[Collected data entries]
=== Section Start ===

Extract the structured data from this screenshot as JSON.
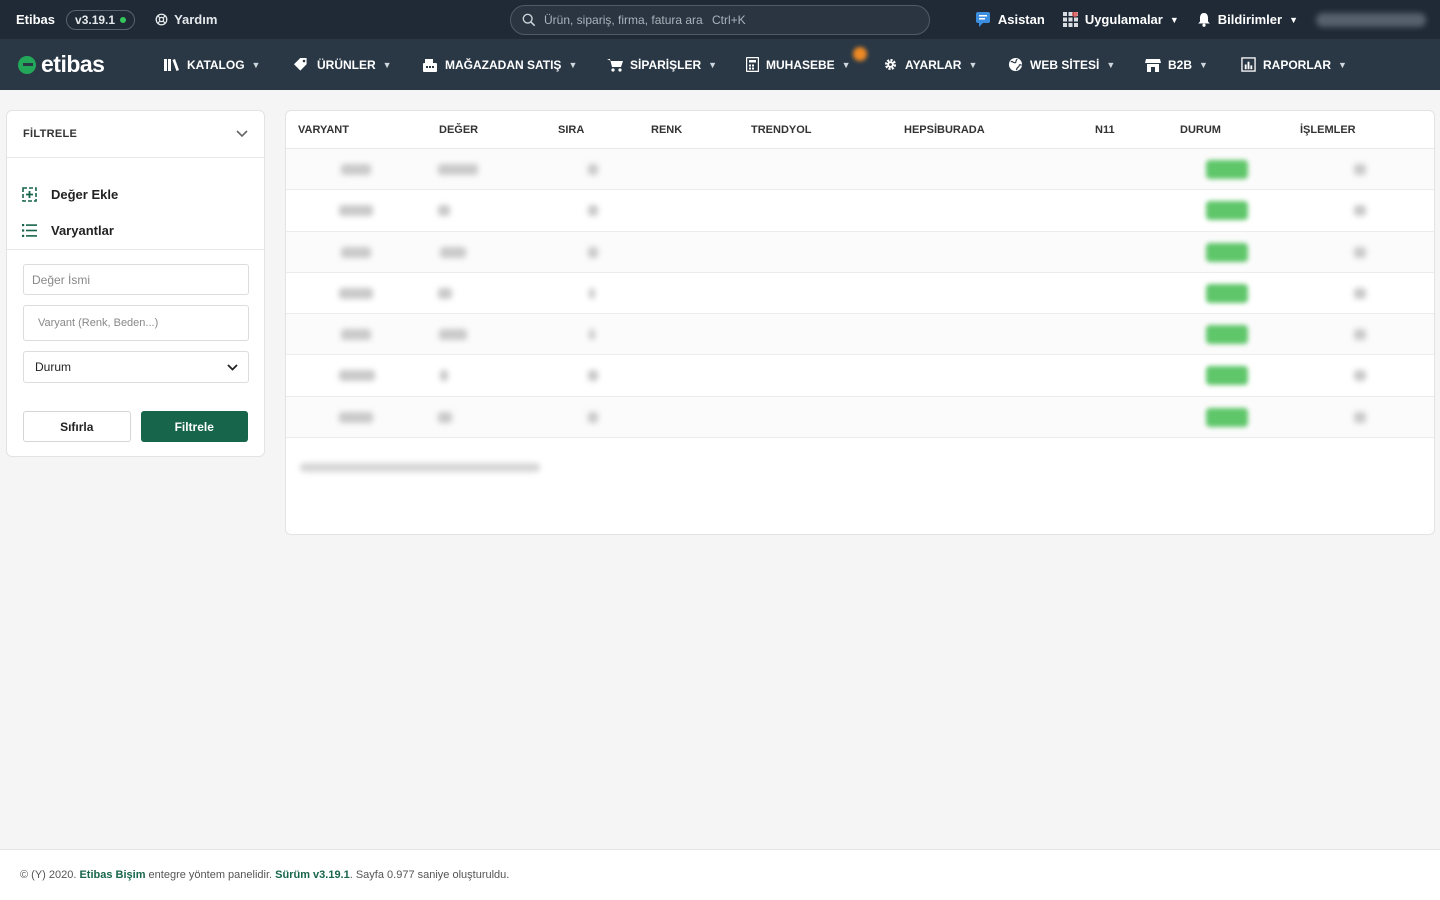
{
  "topbar": {
    "brand": "Etibas",
    "version": "v3.19.1",
    "help_label": "Yardım",
    "search_placeholder": "Ürün, sipariş, firma, fatura ara...",
    "search_shortcut": "Ctrl+K",
    "assistant_label": "Asistan",
    "apps_label": "Uygulamalar",
    "notifications_label": "Bildirimler"
  },
  "navbar": {
    "logo_text": "etibas",
    "items": [
      {
        "label": "KATALOG",
        "icon": "books-icon"
      },
      {
        "label": "ÜRÜNLER",
        "icon": "tag-icon"
      },
      {
        "label": "MAĞAZADAN SATIŞ",
        "icon": "cash-register-icon"
      },
      {
        "label": "SİPARİŞLER",
        "icon": "cart-icon"
      },
      {
        "label": "MUHASEBE",
        "icon": "calculator-icon"
      },
      {
        "label": "AYARLAR",
        "icon": "gear-icon"
      },
      {
        "label": "WEB SİTESİ",
        "icon": "globe-icon"
      },
      {
        "label": "B2B",
        "icon": "store-icon"
      },
      {
        "label": "RAPORLAR",
        "icon": "report-icon"
      }
    ]
  },
  "filter": {
    "title": "FİLTRELE",
    "links": [
      {
        "label": "Değer Ekle",
        "icon": "add-square-icon"
      },
      {
        "label": "Varyantlar",
        "icon": "list-icon"
      }
    ],
    "value_name_placeholder": "Değer İsmi",
    "variant_placeholder": "Varyant (Renk, Beden...)",
    "status_select": "Durum",
    "reset_label": "Sıfırla",
    "filter_label": "Filtrele"
  },
  "table": {
    "columns": [
      "VARYANT",
      "DEĞER",
      "SIRA",
      "RENK",
      "TRENDYOL",
      "HEPSİBURADA",
      "N11",
      "DURUM",
      "İŞLEMLER"
    ]
  },
  "footer": {
    "prefix": "© (Y) 2020. ",
    "company": "Etibas Bişim",
    "middle": " entegre yöntem panelidir. ",
    "version_label": "Sürüm v3.19.1",
    "suffix": ". Sayfa 0.977 saniye oluşturuldu."
  },
  "colors": {
    "topbar_bg": "#1f2a36",
    "navbar_bg": "#2a3846",
    "accent_green": "#17654a",
    "status_green": "#5fc66a"
  }
}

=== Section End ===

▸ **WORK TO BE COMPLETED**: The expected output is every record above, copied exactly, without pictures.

▸ **THE ANSWER**:
Extract the structured data from this screenshot as JSON.
{
  "topbar": {
    "brand": "Etibas",
    "version": "v3.19.1",
    "help_label": "Yardım",
    "search_placeholder": "Ürün, sipariş, firma, fatura ara...",
    "search_shortcut": "Ctrl+K",
    "assistant_label": "Asistan",
    "apps_label": "Uygulamalar",
    "notifications_label": "Bildirimler"
  },
  "navbar": {
    "logo_text": "etibas",
    "items": [
      {
        "label": "KATALOG",
        "icon": "books-icon"
      },
      {
        "label": "ÜRÜNLER",
        "icon": "tag-icon"
      },
      {
        "label": "MAĞAZADAN SATIŞ",
        "icon": "cash-register-icon"
      },
      {
        "label": "SİPARİŞLER",
        "icon": "cart-icon"
      },
      {
        "label": "MUHASEBE",
        "icon": "calculator-icon"
      },
      {
        "label": "AYARLAR",
        "icon": "gear-icon"
      },
      {
        "label": "WEB SİTESİ",
        "icon": "globe-icon"
      },
      {
        "label": "B2B",
        "icon": "store-icon"
      },
      {
        "label": "RAPORLAR",
        "icon": "report-icon"
      }
    ]
  },
  "filter": {
    "title": "FİLTRELE",
    "links": [
      {
        "label": "Değer Ekle",
        "icon": "add-square-icon"
      },
      {
        "label": "Varyantlar",
        "icon": "list-icon"
      }
    ],
    "value_name_placeholder": "Değer İsmi",
    "variant_placeholder": "Varyant (Renk, Beden...)",
    "status_select": "Durum",
    "reset_label": "Sıfırla",
    "filter_label": "Filtrele"
  },
  "table": {
    "columns": [
      "VARYANT",
      "DEĞER",
      "SIRA",
      "RENK",
      "TRENDYOL",
      "HEPSİBURADA",
      "N11",
      "DURUM",
      "İŞLEMLER"
    ]
  },
  "footer": {
    "prefix": "© (Y) 2020. ",
    "company": "Etibas Bişim",
    "middle": " entegre yöntem panelidir. ",
    "version_label": "Sürüm v3.19.1",
    "suffix": ". Sayfa 0.977 saniye oluşturuldu."
  },
  "colors": {
    "topbar_bg": "#1f2a36",
    "navbar_bg": "#2a3846",
    "accent_green": "#17654a",
    "status_green": "#5fc66a"
  }
}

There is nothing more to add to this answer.